Jesus told the Pharisees he was the true bread that came down from heaven, that before Abraham was, I am. And to be in the right relationship with him is to be restored to freedom, indeed. It means to be forgiven, to be at peace, to be able once again to value things properly, including yourself. Oh, whom the Son of God sets free is free, indeed – that’s another thing Jesus said. And you can depend on it – because he said it.
In Revelation 19, John says,
Then I saw heaven opened, and behold, a white horse! He who sat upon it is called Faithful and True, and in righteousness he judges and makes war. His eyes are like a flame of fire, and on his head are many diadems; and he has a name inscribed which no one knows but himself.

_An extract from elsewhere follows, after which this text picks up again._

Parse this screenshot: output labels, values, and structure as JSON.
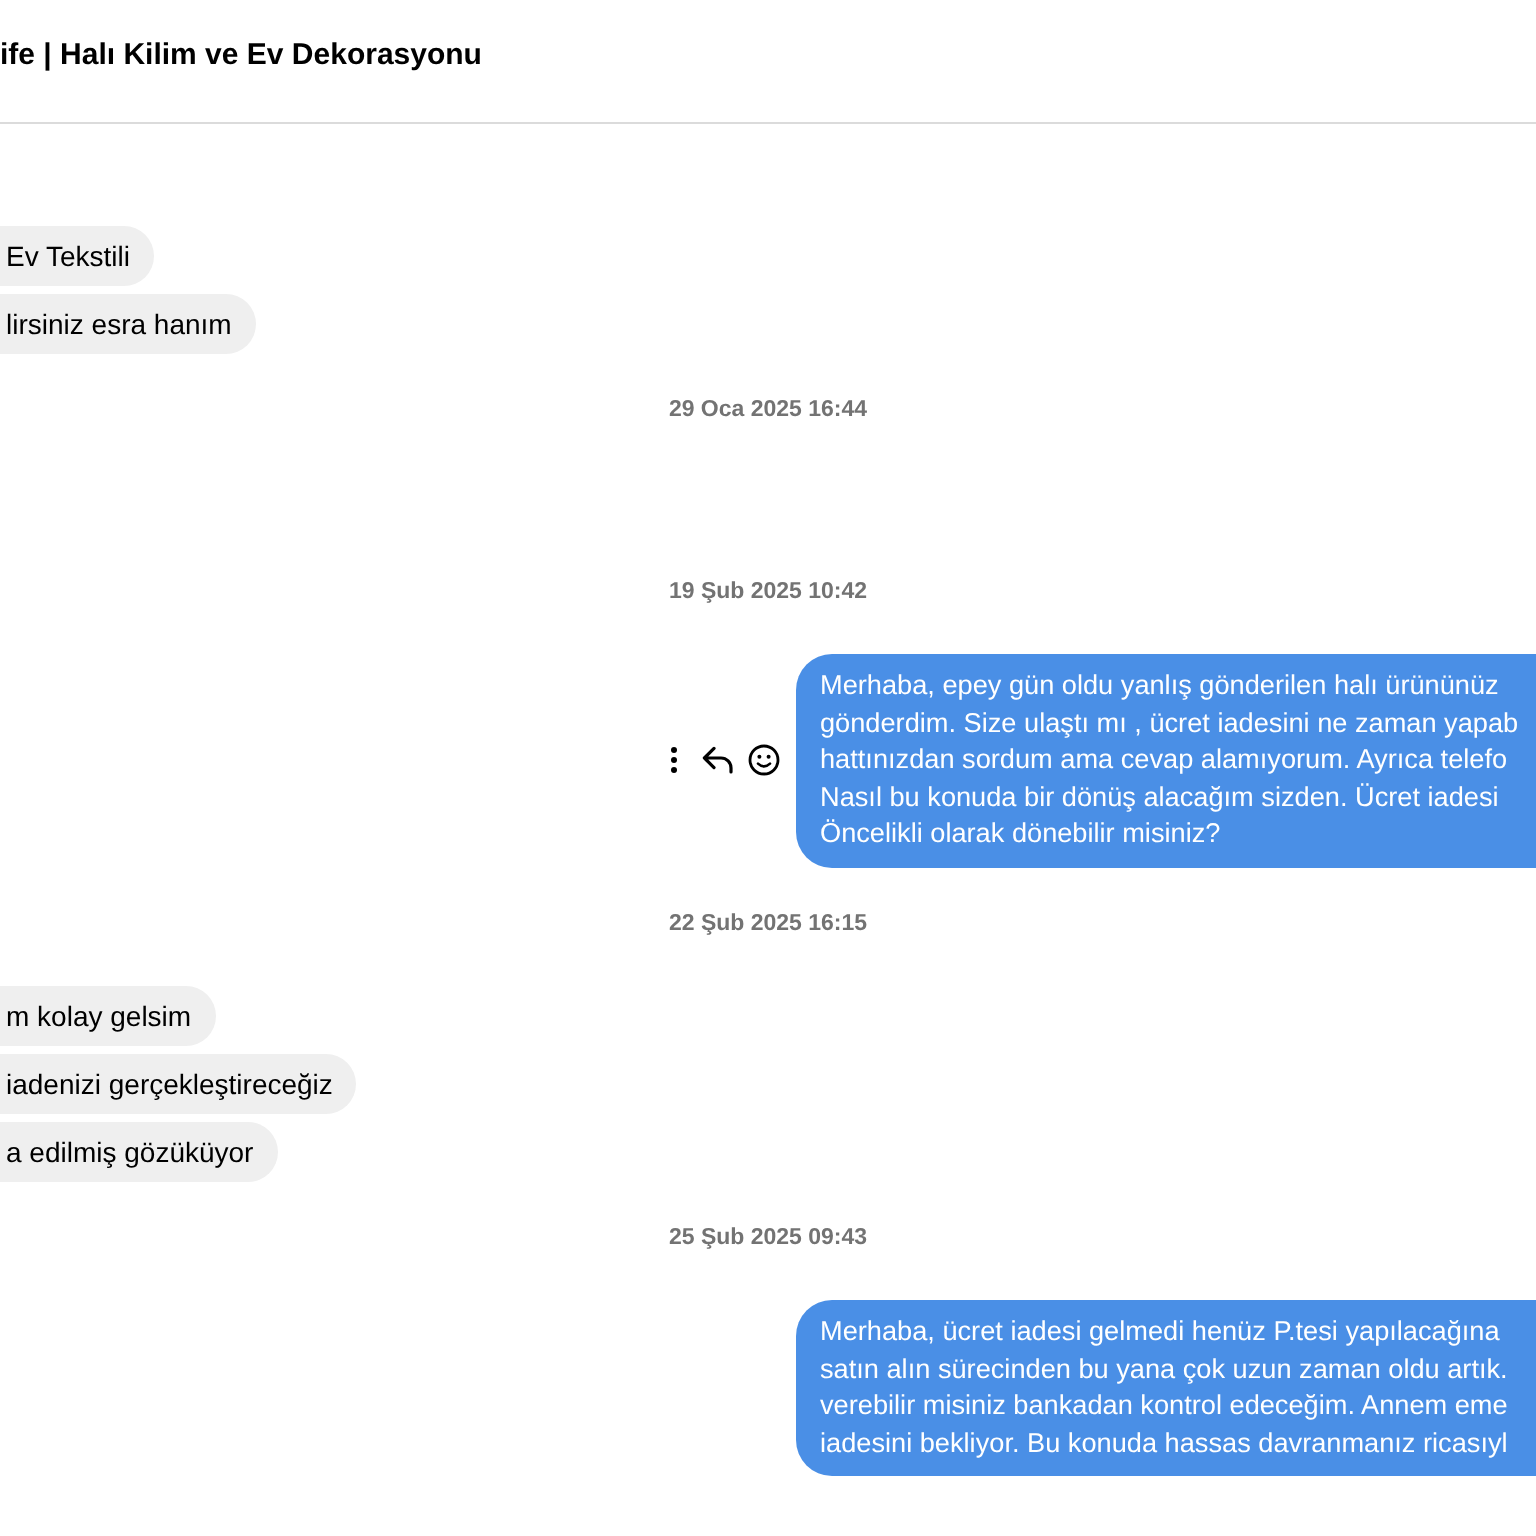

He is clad in a robe dipped in blood, and the name by which he is called is The Word of God.Jesus is called Faithful and True – and in this case, “true” means primarily, “dependable, the one who keeps his promises.” As ol’ Horton the Elephant put it, “I meant what I said and I said what I meant. An elephant’s faithful one hundred percent.”
You can count on Jesus. People will disappoint you – even those who mean you well. Not everyone is two-faced or crazy or manipulative. There are many wonderful people in the world, and you are greatly loved by some of them, I’m sure. But they can’t always be there for you – sometimes through no fault of their own. I mean, people die, people move away, people sometimes fail to notice things or get busy with other stuff. And they can’t “fix” you – nor “fulfill” you, anyway – so depending upon people is an iffy thing.
Depending on things – on the right circumstances, on a job or the results of an election or not getting sick or making a deadline or having a nice house – will disappoint you, too. Satisfaction is not to be found in things. And you’ll find you can’t keep things, anyway.
Depending on yourself isn’t the answer, either. Your own power is just not enough. All of us have too much need and not enough strength, not enough wisdom, not enough time. But Jesus never fails – and he will not fail you.
He will be there when other people cannot. He will not fail you as things inevitably must. He has the power you lack. You can depend on him: he’s the dependable sort.
“What is truth?” I’ve looked at the evidence, and I believe the Gospel is true. By the grace of God, I have looked upon the world – and upon myself – with God’s eyes, and I am not bound in the prison of lies any more. And I know that my Redeemer lives, and I’m trusting in his faithfulness – in him who is called Faithful and True.
“What is truth?” Jesus is truth. His love for you is truth. His faithfulness is truth. And don’t let anybody ever tell you different.